We made no more tourist stops after that.  From now on we will be pushing on to Kaslo, and then home.

We’d hoped to boon dock (park in a parking lot for the night for free, without services) at the local Walmart, a place that always welcomes out of town visitors, but we noticed signs posted on the perimeter warning that no unauthorized parking was allowed.  A security guard was patrolling the lot so we asked him if we could stay there.

“Sure,” he said. “Just park over along the curb, out of the way, and go into Walmart to tell the manager you’re there.”

It took us a while to find the manager and when we did she told us that Walmart had no problem with us camping there, but the city of Salem is one of the cities  that has passed a by-law forbidding it.  They will have you towed away. She directed us to a nearby RV Park which is quite classy yet less expensive than any we’ve been in yet. So the light continues to shine on us and we are grateful for this opportunity.
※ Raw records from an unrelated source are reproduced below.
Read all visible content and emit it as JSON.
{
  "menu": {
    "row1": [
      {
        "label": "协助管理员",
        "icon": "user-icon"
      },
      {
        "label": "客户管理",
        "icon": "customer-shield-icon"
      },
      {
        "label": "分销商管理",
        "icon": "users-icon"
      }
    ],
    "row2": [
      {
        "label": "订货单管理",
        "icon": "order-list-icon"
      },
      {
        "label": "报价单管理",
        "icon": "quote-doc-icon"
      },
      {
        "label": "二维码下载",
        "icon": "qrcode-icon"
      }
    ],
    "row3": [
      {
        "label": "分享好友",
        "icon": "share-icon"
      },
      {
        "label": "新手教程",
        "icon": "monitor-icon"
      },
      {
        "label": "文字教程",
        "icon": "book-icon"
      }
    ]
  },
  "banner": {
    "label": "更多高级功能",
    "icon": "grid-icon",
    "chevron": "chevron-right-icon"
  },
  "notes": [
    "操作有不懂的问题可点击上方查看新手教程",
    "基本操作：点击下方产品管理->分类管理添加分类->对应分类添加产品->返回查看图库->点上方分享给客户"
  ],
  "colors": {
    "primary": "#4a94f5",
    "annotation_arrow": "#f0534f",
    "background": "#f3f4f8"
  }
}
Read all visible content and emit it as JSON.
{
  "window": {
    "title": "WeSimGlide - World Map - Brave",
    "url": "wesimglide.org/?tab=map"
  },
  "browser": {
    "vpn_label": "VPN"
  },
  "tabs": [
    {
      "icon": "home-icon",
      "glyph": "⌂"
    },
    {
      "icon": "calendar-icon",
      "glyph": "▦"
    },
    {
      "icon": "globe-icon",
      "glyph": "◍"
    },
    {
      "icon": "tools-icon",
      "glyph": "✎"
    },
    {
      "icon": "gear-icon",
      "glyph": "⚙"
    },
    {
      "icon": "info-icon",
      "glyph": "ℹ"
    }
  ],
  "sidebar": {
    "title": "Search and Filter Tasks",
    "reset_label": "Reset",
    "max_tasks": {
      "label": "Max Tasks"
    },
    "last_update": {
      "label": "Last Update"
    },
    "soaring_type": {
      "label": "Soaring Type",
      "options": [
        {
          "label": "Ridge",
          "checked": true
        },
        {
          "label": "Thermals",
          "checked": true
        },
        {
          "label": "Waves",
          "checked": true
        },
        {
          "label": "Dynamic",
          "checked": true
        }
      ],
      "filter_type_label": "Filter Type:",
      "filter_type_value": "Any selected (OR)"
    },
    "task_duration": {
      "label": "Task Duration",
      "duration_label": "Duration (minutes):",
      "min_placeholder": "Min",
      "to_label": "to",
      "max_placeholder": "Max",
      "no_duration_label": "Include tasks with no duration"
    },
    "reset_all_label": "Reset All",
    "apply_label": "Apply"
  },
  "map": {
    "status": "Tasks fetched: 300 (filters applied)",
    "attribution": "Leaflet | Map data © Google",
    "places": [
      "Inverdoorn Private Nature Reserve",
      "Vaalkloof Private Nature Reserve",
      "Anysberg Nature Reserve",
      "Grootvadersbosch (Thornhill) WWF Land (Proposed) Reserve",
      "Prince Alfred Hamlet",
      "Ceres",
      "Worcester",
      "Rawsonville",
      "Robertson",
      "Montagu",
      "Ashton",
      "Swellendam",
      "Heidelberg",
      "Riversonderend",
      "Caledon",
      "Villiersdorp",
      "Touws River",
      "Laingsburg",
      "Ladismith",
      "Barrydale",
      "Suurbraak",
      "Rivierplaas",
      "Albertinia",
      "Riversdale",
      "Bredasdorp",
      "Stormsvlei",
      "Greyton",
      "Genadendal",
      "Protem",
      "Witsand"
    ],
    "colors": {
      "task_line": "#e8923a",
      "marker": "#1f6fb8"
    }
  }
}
A Day of Rest

Sunday, Day 33

Seems like I lost track of the days once again! Jim just informed me that this is day thirty-three!  It’s hard to believe that we’ve been gone so long, but on the other hand, we’ve seen and done so much it seems impossible that it’s only been thirty-three days!

Today we took a break from travelling.  Given the fact that this is a long weekend, we felt maybe it would be a good idea to remain where we are in case we couldn’t find another campsite for tonight. I forgot to mention in my last post that we are at the Driftwood RV Park, in Port of Brookings Harbor, Oregon. It just happens that this weekend, Labor Day Weekend, is the Annual Slam’n Salmon Ocean Derby here. There were craft vendors and food vendors set up along the boardwalk, and lots of boats in the harbour. We strolled through the crowds this morning and enjoyed a bowl of clam chowder at one of the restaurants. I found some time to catch up on the blogging before we got out the bicycles and rode back to the harbour for the Salmon BBQ and the Derby awards.  The largest salmon catch of the weekend was 36 lbs – wouldn’t that be fun to reel in!

The barbecued salmon was delicious and the corn that accompanied it was sweet and juicy.  At the end of the day, trays of left-over salmon were being offered for sale, all marinated and cooked. What a nice addition that would be to our now nearly empty freezer, but we didn’t think we’d have enough room. A woman overheard us asking if we could buy half a tray, and she offered to share one with us. We heard her whole life story before the negotiation was completed, but she even delivered our share to the motor home, since we had no way of carrying it on the bicycles! What a friendly town.